Oklahoma Has History Of Earthquakes
By Ashli Sims, The News On 6
JONES, OK -- A pair of earthquakes were felt in central Oklahoma Friday.
An earthquake struck near the central Oklahoma town of Jones Friday morning, rattling parts of the whole state, including Green Country.
The U.S. Geological Survey says the 4.0 earthquake struck at 9:18 a.m. Friday. Jones is located about 17 miles northeast of Oklahoma City.
Believe it or not, quakes actually are not that unusual in The Sooner State.
Scientists say the earth is moving beneath our feet even when we cannot feel it.
"Forty-three earthquakes were recorded in the state of Oklahoma in 2009," said Steve Piltz, National Weather Service.
It turns out tornado alley is riddled with fault lines, active ones, by the feel of it in Jones.
"The chair vibrated a little bit and it was unusual enough that I looked over at the digital clock here in the operations center to note the time, but I didn't even mention it to the people I was talking to at the time," Piltz said.
Steve Piltz says the event didn't really resonate - until the calls started.
A busy line at Oklahoma's Geophysical Survey Observatory in Leonard signaled something more than just a little shake.
"I knew then that something was probably going on and then within a few minutes we got the message within our system that an earthquake had occurred," Piltz said.
Piltz says an earthquake 15 times stronger than the two that hit Friday rocked Oklahoma in 1952. It was centered near El Reno. The U.S. Geological Survey reports it loosened bricks, buckled tiles and shattered glass. Aftershocks rumbled through the area for weeks.
"There's been some geologic forces at work in the state over time and they still do work," Piltz said.
Piltz says it's not the Oklahoma faults but the big one in the Missouri Valley, called New Madrid, that could really shake-up Green Country.

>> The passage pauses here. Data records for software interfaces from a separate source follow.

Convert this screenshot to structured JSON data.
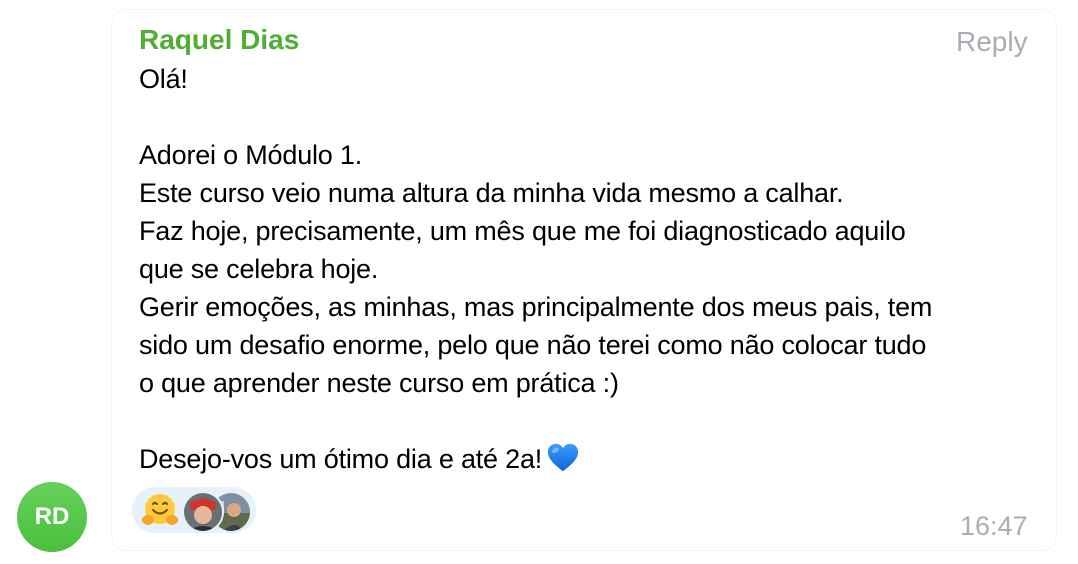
{
  "message": {
    "sender": "Raquel Dias",
    "reply_label": "Reply",
    "text": "Olá!\n\nAdorei o Módulo 1.\nEste curso veio numa altura da minha vida mesmo a calhar.\nFaz hoje, precisamente, um mês que me foi diagnosticado aquilo\nque se celebra hoje.\nGerir emoções, as minhas, mas principalmente dos meus pais, tem\nsido um desafio enorme, pelo que não terei como não colocar tudo\no que aprender neste curso em prática :)\n\nDesejo-vos um ótimo dia e até 2a!",
    "emoji": "blue-heart-icon",
    "time": "16:47"
  },
  "avatar": {
    "initials": "RD",
    "color": "#4fbf44"
  },
  "reactions": {
    "emoji": "hugging-face-icon",
    "reactor_avatars": [
      "user-avatar",
      "user-avatar"
    ]
  },
  "colors": {
    "sender_name": "#4fae33",
    "muted_text": "#a8adb3",
    "reaction_bg": "#e7f1fa",
    "heart": "#1f7ff0"
  }
}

Back in the 1800s, an eight magnitude earthquake that's ten times stronger than the one that devastated Haiti hit the New Madrid fault and it was likely felt in Oklahoma.

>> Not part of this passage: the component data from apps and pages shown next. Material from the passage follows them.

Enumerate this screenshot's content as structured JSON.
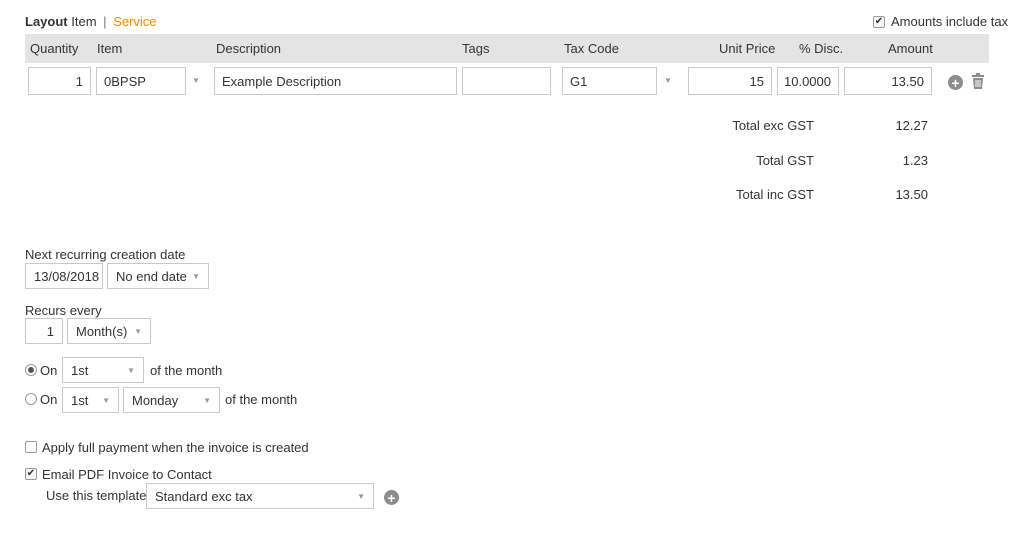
{
  "header": {
    "layout_label": "Layout",
    "item_label": "Item",
    "separator": "|",
    "service_label": "Service",
    "amounts_include_tax_label": "Amounts include tax",
    "amounts_include_tax_checked": true
  },
  "table": {
    "columns": [
      "Quantity",
      "Item",
      "Description",
      "Tags",
      "Tax Code",
      "Unit Price",
      "% Disc.",
      "Amount"
    ],
    "row": {
      "quantity": "1",
      "item": "0BPSP",
      "description": "Example Description",
      "tags": "",
      "tax_code": "G1",
      "unit_price": "15",
      "discount": "10.0000",
      "amount": "13.50"
    }
  },
  "totals": {
    "exc_gst_label": "Total exc GST",
    "exc_gst_value": "12.27",
    "gst_label": "Total GST",
    "gst_value": "1.23",
    "inc_gst_label": "Total inc GST",
    "inc_gst_value": "13.50"
  },
  "recurring": {
    "next_date_label": "Next recurring creation date",
    "next_date_value": "13/08/2018",
    "end_date_select": "No end date",
    "recurs_every_label": "Recurs every",
    "recurs_every_value": "1",
    "recurs_unit_select": "Month(s)",
    "option1": {
      "label": "On",
      "selected": true,
      "day_select": "1st",
      "suffix": "of the month"
    },
    "option2": {
      "label": "On",
      "selected": false,
      "ordinal_select": "1st",
      "weekday_select": "Monday",
      "suffix": "of the month"
    }
  },
  "options": {
    "apply_full_payment_label": "Apply full payment when the invoice is created",
    "apply_full_payment_checked": false,
    "email_pdf_label": "Email PDF Invoice to Contact",
    "email_pdf_checked": true,
    "template_label": "Use this template",
    "template_select": "Standard exc tax"
  },
  "icons": {
    "caret": "▼",
    "check": "✔",
    "plus": "+"
  }
}
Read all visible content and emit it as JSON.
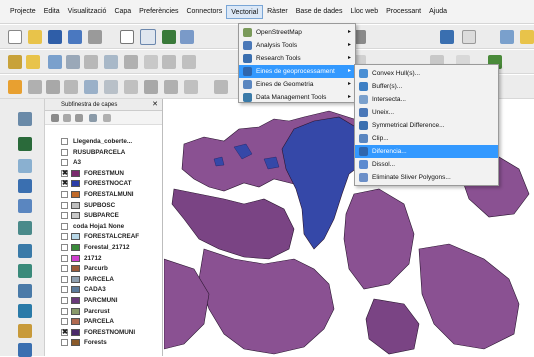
{
  "menubar": {
    "items": [
      "Projecte",
      "Edita",
      "Visualització",
      "Capa",
      "Preferències",
      "Connectors",
      "Vectorial",
      "Ràster",
      "Base de dades",
      "Lloc web",
      "Processant",
      "Ajuda"
    ],
    "active": "Vectorial"
  },
  "vector_menu": {
    "items": [
      {
        "label": "OpenStreetMap",
        "icon": "osm-icon"
      },
      {
        "label": "Analysis Tools",
        "icon": "analysis-icon"
      },
      {
        "label": "Research Tools",
        "icon": "research-icon"
      },
      {
        "label": "Eines de geoprocessament",
        "icon": "geoprocessing-icon"
      },
      {
        "label": "Eines de Geometria",
        "icon": "geometry-icon"
      },
      {
        "label": "Data Management Tools",
        "icon": "data-management-icon"
      }
    ],
    "highlighted": "Eines de geoprocessament"
  },
  "geoprocessing_submenu": {
    "items": [
      {
        "label": "Convex Hull(s)...",
        "color": "#4a8fd4"
      },
      {
        "label": "Buffer(s)...",
        "color": "#3d7fc4"
      },
      {
        "label": "Intersecta...",
        "color": "#7aa0cc"
      },
      {
        "label": "Uneix...",
        "color": "#4a78b8"
      },
      {
        "label": "Symmetrical Difference...",
        "color": "#3a6fb0"
      },
      {
        "label": "Clip...",
        "color": "#5a86c0"
      },
      {
        "label": "Diferencia...",
        "color": "#2f66ad"
      },
      {
        "label": "Dissol...",
        "color": "#5b8ad0"
      },
      {
        "label": "Eliminate Sliver Polygons...",
        "color": "#6b8fc8"
      }
    ],
    "highlighted": "Diferencia..."
  },
  "layers_panel": {
    "title": "Subfinestra de capes",
    "layers": [
      {
        "label": "Llegenda_coberte...",
        "checked": false,
        "color": ""
      },
      {
        "label": "RUSUBPARCELA",
        "checked": false,
        "color": ""
      },
      {
        "label": "A3",
        "checked": false,
        "color": ""
      },
      {
        "label": "FORESTMUN",
        "checked": true,
        "color": "#7a2b6e"
      },
      {
        "label": "FORESTNOCAT",
        "checked": true,
        "color": "#2b3da8"
      },
      {
        "label": "FORESTALMUNI",
        "checked": false,
        "color": "#c06a2a"
      },
      {
        "label": "SUPBOSC",
        "checked": false,
        "color": "#bfbfbf"
      },
      {
        "label": "SUBPARCE",
        "checked": false,
        "color": "#c8c8c8"
      },
      {
        "label": "coda Hoja1 None",
        "checked": false,
        "color": ""
      },
      {
        "label": "FORESTALCREAF",
        "checked": false,
        "color": "#b8d8e8"
      },
      {
        "label": "Forestal_21712",
        "checked": false,
        "color": "#3a8a3a"
      },
      {
        "label": "21712",
        "checked": false,
        "color": "#d040d0"
      },
      {
        "label": "Parcurb",
        "checked": false,
        "color": "#9a5a3a"
      },
      {
        "label": "PARCELA",
        "checked": false,
        "color": "#8fa0b0"
      },
      {
        "label": "CADA3",
        "checked": false,
        "color": "#5a7a9a"
      },
      {
        "label": "PARCMUNI",
        "checked": false,
        "color": "#6a3a7a"
      },
      {
        "label": "Parcrust",
        "checked": false,
        "color": "#8a9a6a"
      },
      {
        "label": "PARCELA",
        "checked": false,
        "color": "#b06a50"
      },
      {
        "label": "FORESTNOMUNI",
        "checked": true,
        "color": "#4a2a6a"
      },
      {
        "label": "Forests",
        "checked": false,
        "color": "#8a5a2a"
      }
    ]
  },
  "colors": {
    "map_purple": "#8a5192",
    "map_blue": "#3548a8",
    "highlight": "#3399ff"
  }
}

Piltz says history is bound to repeat itself.
"If the New Madrid fault really lets loose with the big earthquake like it's projected, we'll feel that in Tulsa. We'll feel that stronger than we felt the earthquake (Friday)," said Piltz.

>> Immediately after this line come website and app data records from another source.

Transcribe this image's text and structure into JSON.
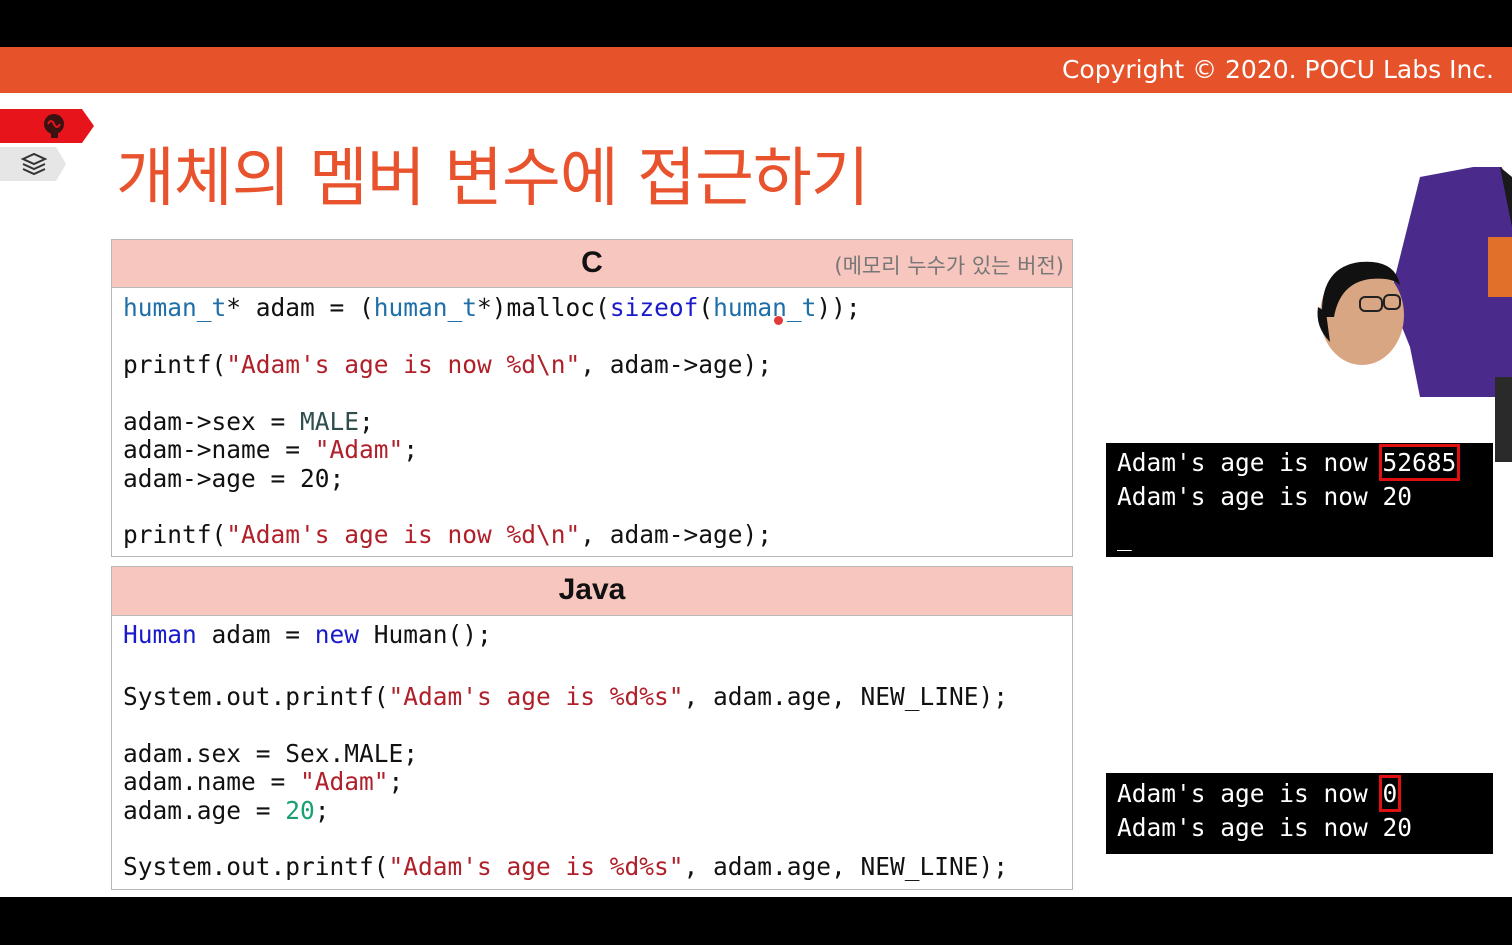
{
  "header": {
    "copyright": "Copyright © 2020. POCU Labs Inc."
  },
  "slide": {
    "title": "개체의 멤버 변수에 접근하기"
  },
  "side_tabs": [
    {
      "icon": "brain-icon"
    },
    {
      "icon": "stack-icon"
    }
  ],
  "c_panel": {
    "language": "C",
    "note": "(메모리 누수가 있는 버전)",
    "line1": {
      "t1": "human_t",
      "t2": "* adam = (",
      "t3": "human_t",
      "t4": "*)malloc(",
      "t5": "sizeof",
      "t6": "(",
      "t7": "human_t",
      "t8": "));"
    },
    "line2": {
      "t1": "printf(",
      "t2": "\"Adam's age is now %d\\n\"",
      "t3": ", adam->age);"
    },
    "line3": {
      "t1": "adam->sex = ",
      "t2": "MALE",
      "t3": ";"
    },
    "line4": {
      "t1": "adam->name = ",
      "t2": "\"Adam\"",
      "t3": ";"
    },
    "line5": {
      "t1": "adam->age = 20;"
    },
    "line6": {
      "t1": "printf(",
      "t2": "\"Adam's age is now %d\\n\"",
      "t3": ", adam->age);"
    }
  },
  "java_panel": {
    "language": "Java",
    "line1": {
      "t1": "Human",
      "t2": " adam = ",
      "t3": "new",
      "t4": " Human();"
    },
    "line2": {
      "t1": "System.out.printf(",
      "t2": "\"Adam's age is %d%s\"",
      "t3": ", adam.age, NEW_LINE);"
    },
    "line3": {
      "t1": "adam.sex = Sex.MALE;"
    },
    "line4": {
      "t1": "adam.name = ",
      "t2": "\"Adam\"",
      "t3": ";"
    },
    "line5": {
      "t1": "adam.age = ",
      "t2": "20",
      "t3": ";"
    },
    "line6": {
      "t1": "System.out.printf(",
      "t2": "\"Adam's age is %d%s\"",
      "t3": ", adam.age, NEW_LINE);"
    }
  },
  "console_c": {
    "line1_prefix": "Adam's age is now ",
    "line1_value": "52685",
    "line2": "Adam's age is now 20",
    "cursor": "_"
  },
  "console_java": {
    "line1_prefix": "Adam's age is now ",
    "line1_value": "0",
    "line2": "Adam's age is now 20"
  },
  "colors": {
    "accent": "#e6532a",
    "title": "#e8522c",
    "panel_header": "#f7c6bf",
    "highlight_box": "#e01010"
  }
}
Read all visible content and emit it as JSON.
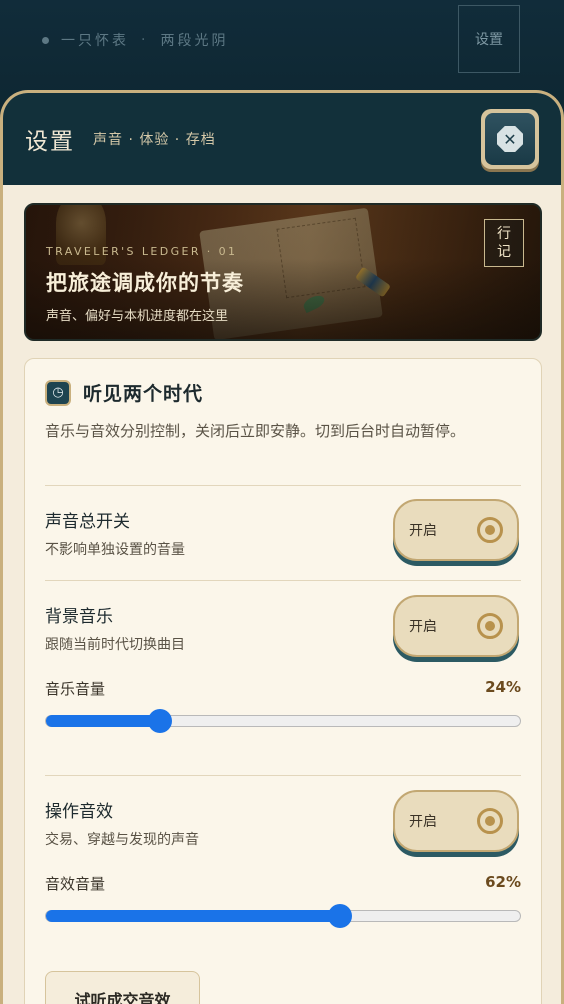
{
  "topbar": {
    "crumb_a": "一只怀表",
    "crumb_sep": "·",
    "crumb_b": "两段光阴",
    "settings_label": "设置"
  },
  "sheet": {
    "title": "设置",
    "subtitle": "声音 · 体验 · 存档",
    "close_icon": "close-icon"
  },
  "banner": {
    "eyebrow": "TRAVELER'S LEDGER · 01",
    "headline": "把旅途调成你的节奏",
    "desc": "声音、偏好与本机进度都在这里",
    "stamp_top": "行",
    "stamp_bottom": "记"
  },
  "card": {
    "title": "听见两个时代",
    "desc": "音乐与音效分别控制，关闭后立即安静。切到后台时自动暂停。",
    "master": {
      "title": "声音总开关",
      "sub": "不影响单独设置的音量",
      "toggle_label": "开启"
    },
    "music": {
      "title": "背景音乐",
      "sub": "跟随当前时代切换曲目",
      "toggle_label": "开启",
      "volume_label": "音乐音量",
      "volume_text": "24%",
      "volume": 0.24
    },
    "sfx": {
      "title": "操作音效",
      "sub": "交易、穿越与发现的声音",
      "toggle_label": "开启",
      "volume_label": "音效音量",
      "volume_text": "62%",
      "volume": 0.62
    },
    "test_button": "试听成交音效"
  },
  "colors": {
    "accent_blue": "#1a73e8",
    "header_teal": "#12303a",
    "gold_border": "#c9b07e"
  }
}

Oklahoma averages about 50 earthquakes a year, but many of them never reach the surface, so you cannot feel them.